September 2022

A recent study from the New York Eye and Ear Infirmary of Mount Sinai showed that being of African heritage increased the risk of vision loss due to glaucoma. This means that early screening and detection of glaucoma in black patients could be vital in preventing the onset of irreversible vision loss.

Image of a woman with African heritage smiling


Glaucoma is a group of eye conditions that cause optic nerve degeneration and remains the leading cause of irreversible blindness worldwide. Patients usually experience little to no symptoms until the disease progresses and causes irreversible vision loss. Thus, early screening and detection of glaucoma is vital, particularly in high-risk patient groups. 

Primary open angle glaucoma (POAG) is the most common type of glaucoma and is primarily caused by elevated pressure levels inside the eye. However, there are also other risk factors which contribute to POAG.  Prior studies have shown that ethnicity plays a role in glaucoma progression, with black individuals being 7 times more likely to experience blindness as a result of glaucoma, compared to white individuals.  
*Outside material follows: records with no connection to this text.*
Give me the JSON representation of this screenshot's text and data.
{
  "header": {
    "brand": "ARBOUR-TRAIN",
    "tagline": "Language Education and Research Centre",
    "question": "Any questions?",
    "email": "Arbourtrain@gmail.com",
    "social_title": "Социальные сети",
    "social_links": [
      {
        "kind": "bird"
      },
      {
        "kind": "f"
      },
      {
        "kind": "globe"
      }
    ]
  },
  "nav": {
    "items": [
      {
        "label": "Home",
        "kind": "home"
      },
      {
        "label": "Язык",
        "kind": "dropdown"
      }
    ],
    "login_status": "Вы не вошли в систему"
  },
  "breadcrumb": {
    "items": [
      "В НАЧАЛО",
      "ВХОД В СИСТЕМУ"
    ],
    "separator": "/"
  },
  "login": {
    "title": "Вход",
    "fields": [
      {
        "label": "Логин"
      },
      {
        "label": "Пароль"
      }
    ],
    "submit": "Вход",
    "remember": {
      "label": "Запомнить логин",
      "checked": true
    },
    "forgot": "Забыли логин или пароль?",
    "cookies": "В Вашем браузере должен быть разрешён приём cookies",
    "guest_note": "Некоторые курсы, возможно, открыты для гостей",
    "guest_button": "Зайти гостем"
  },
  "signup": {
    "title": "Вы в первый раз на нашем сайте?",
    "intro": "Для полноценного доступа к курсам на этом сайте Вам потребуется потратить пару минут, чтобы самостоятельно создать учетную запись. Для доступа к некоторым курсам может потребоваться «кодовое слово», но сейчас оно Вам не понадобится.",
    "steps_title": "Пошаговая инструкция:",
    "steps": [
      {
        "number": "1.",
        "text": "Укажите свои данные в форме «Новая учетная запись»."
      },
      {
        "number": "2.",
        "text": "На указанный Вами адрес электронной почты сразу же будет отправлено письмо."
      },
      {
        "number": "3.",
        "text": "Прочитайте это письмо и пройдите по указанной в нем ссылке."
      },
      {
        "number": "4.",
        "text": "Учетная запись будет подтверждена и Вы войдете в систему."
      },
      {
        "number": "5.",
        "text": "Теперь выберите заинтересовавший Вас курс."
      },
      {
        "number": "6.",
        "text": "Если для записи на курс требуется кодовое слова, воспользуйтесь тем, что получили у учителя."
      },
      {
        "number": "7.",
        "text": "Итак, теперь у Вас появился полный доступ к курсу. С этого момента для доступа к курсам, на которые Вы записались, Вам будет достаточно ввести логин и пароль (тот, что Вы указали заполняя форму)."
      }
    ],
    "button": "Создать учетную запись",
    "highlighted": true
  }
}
The study, first published in July 2022 in Translational Vision Science and Technology, included 210,000 participants from three different databases and is the first study to use an artificial intelligence algorithm to analyse visual field loss in new glaucoma cases. Black patients made up 1.3% of the study. 

Compared to white patients, black patients were two times more likely to develop early visual field loss and six times more likely to develop advanced visual field loss due to POAG. The researchers believe that the increase in advanced vision loss in black patients is because POAG starts 10-20 years earlier in black patients compared to white patients. 

“This study has tremendous implications for glaucoma screening of black patients, who we already knew were a population at increased risk of glaucoma,” says senior author Dr Louis R. Pasquale. “Screening earlier in life could significantly increase the chance of detecting glaucoma and slowing down progression before it reaches one of the advanced patterns shown in our research.”

Therefore, the main message from this study is early glaucoma screening for black patients could increase the likelihood of detecting and slowing down early-onset glaucoma before it can cause advanced vision loss. 

The mechanism of POAG development and progression is not yet completely clear. The researchers plan to build upon these findings to determine the role of specific genetic and environmental factors in increasing the risk of developing POAG. 

To read more, the original study was published in July 2022 in Translational Vision Science and Technology and can be accessed here.

Article by Richard Kha
Medical student and Glaucoma Australia Clinical Volunteer
Richard is a third-year medical student and really enjoys learning about the eye, and believes that vision is one of the most important senses, as it contributes greatly to a person's quality of life.